Yishun residents turn void deck into 'kumpung central'

Many residents, young and old, have made an informal second home of the void deck of Block 603, Yishun Street 61, where they gather regularly to chat and eat.
Many residents, young and old, have made an informal second home of the void deck of Block 603, Yishun Street 61, where they gather regularly to chat and eat.ST PHOTO: LAU FOOK KONG

Yishun residents have turned a void deck into 'kampung central' complete with kitchen and toys

One might mistake the void deck at Block 603, Yishun Street 61, for someone's kitchen and living room.

After all, a corner of the space is filled with household staples such as rice cookers, refrigerators stocked with fresh groceries, a television, a sink and potted plants.

There are even toys for the young, including a miniature slide, kick scooters, bicycles and a foosball table.

 

In the mornings and evenings, the spot swells with activity, as residents in the estate gather to eat, play card games and exchange the latest in neighbourhood gossip.

Rag-and-bone man Tan Kim Nam, 70, said many of the regulars have known each other since their kampung days.

"We were relocated from Yio Chu Kang and Mandai and have been here for about 30 years now," Mr Tan, speaking in Mandarin, told The Straits Times.

"It's like a big family here.
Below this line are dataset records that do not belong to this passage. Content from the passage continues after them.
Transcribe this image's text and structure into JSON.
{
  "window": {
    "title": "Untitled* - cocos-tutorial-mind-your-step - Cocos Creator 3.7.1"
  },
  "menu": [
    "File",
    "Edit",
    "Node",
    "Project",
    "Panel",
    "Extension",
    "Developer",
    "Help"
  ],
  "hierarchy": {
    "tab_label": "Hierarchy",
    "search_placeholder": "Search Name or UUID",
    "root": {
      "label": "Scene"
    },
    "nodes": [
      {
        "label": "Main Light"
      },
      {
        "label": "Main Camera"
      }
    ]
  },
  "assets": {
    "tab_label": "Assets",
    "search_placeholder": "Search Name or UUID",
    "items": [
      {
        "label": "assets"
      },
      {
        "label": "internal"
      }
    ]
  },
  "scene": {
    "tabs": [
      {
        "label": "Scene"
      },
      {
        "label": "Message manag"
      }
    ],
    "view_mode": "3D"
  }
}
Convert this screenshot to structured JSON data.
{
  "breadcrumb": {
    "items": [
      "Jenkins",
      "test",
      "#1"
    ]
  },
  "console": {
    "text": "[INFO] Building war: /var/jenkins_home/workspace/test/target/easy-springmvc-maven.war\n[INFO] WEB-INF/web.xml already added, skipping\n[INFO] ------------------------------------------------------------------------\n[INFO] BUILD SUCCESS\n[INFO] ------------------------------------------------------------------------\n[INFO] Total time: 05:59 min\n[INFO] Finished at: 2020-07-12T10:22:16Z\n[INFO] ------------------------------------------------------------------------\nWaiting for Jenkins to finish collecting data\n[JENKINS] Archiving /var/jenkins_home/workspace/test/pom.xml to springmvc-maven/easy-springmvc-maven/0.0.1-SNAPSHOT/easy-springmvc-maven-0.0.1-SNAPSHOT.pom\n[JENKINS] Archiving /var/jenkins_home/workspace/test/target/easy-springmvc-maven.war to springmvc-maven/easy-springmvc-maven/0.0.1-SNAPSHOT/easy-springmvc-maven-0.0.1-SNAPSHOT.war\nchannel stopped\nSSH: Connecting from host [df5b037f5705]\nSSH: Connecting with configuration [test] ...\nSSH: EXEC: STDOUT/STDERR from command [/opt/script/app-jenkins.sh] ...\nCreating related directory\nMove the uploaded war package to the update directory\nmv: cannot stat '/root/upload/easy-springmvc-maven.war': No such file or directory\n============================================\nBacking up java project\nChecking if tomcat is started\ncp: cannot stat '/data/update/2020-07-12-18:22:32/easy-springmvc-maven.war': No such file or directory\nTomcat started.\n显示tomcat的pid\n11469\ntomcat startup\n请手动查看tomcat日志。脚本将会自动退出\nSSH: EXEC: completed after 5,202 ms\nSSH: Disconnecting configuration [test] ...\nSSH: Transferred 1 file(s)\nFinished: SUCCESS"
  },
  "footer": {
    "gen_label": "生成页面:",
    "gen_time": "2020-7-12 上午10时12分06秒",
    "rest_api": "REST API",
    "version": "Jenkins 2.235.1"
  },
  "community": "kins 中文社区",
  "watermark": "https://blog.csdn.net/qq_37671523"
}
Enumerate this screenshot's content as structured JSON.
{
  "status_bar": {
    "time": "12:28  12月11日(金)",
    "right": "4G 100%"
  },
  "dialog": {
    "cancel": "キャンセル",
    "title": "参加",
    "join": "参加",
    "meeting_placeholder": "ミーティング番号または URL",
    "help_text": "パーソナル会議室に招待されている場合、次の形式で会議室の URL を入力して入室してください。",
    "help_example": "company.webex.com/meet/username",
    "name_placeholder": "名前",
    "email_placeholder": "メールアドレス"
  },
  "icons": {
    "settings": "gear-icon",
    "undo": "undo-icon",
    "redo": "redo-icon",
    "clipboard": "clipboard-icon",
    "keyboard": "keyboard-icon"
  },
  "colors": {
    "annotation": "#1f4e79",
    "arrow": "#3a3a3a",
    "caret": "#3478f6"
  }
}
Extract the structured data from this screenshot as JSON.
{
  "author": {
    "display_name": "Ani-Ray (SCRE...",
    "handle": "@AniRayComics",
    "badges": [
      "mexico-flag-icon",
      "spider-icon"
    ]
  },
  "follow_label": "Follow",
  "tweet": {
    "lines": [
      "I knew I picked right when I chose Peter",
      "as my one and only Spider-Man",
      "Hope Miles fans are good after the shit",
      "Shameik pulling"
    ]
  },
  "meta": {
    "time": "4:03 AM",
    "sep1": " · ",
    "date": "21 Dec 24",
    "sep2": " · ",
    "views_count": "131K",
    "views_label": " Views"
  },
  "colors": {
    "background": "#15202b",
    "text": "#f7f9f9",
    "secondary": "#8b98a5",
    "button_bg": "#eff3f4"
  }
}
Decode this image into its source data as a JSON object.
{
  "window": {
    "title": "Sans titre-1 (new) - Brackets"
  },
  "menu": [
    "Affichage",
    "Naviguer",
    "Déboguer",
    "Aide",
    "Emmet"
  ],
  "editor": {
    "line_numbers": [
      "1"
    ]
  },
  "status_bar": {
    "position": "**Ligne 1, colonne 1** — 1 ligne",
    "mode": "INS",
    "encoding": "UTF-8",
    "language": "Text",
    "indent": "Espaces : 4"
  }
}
It feels like my second home."

TRUST

We can entrust our kids to each other while we go off to the market to buy stuff.

MS F.T. ANG, a housewife, on the strong kampung spirit.

The spot began as just an ordinary void deck corner more than 30 years ago, where residents of the estate would frequently congregate to chat and pass their time.

It was officially opened as a senior citizens' corner in November 1997, by then Deputy Prime Minister and Defence Minister Tony Tan Keng Yam. He was also the Member of Parliament for Sembawang GRC.

But the corner has since gained a momentum of its own: Toddlers as young as three zip around on tricycles, and aunties as old as 90 sip coffee in the morning.

It gets especially crowded on weekends and during public holidays such as Christmas and Chinese New Year, when easily more than 100 people gather to chat and eat. Residents share potluck dishes such as bittergourd omelette and fried bee hoon that are either home-cooked or bought from a nearby coffee shop.

Crane operator Ang Seng Wan, who has lived in the block consisting of four- and five-room flats for about 30 years, said: "It's very lively and we enjoy being together."

Indeed, red plastic pineapples and strings of multi-coloured lights dangle above wooden tables and plastic chairs - testament to the perennial festive mood of the place.

Housewife F. T. Ang, 38, said the kampung spirit is strong. "We can entrust our kids to each other while we go off to the market to buy stuff," she said.

Mr Tan said he and his friends feel a sense of ownership over the corner, which they decorate and clean up together.

"I've also picked up a lot of discarded goods so we can use them here," he said, pointing to the children's slide and some furniture.

Housewife Wendy Ng, 29, said: "We come down when we can so my two daughters can play here. Hopefully, they will continue this tradition."

A version of this article appeared in the print edition of The Straits Times on March 24, 2016, with the headline 'No staring into the void for these folks'. Print Edition | Subscribe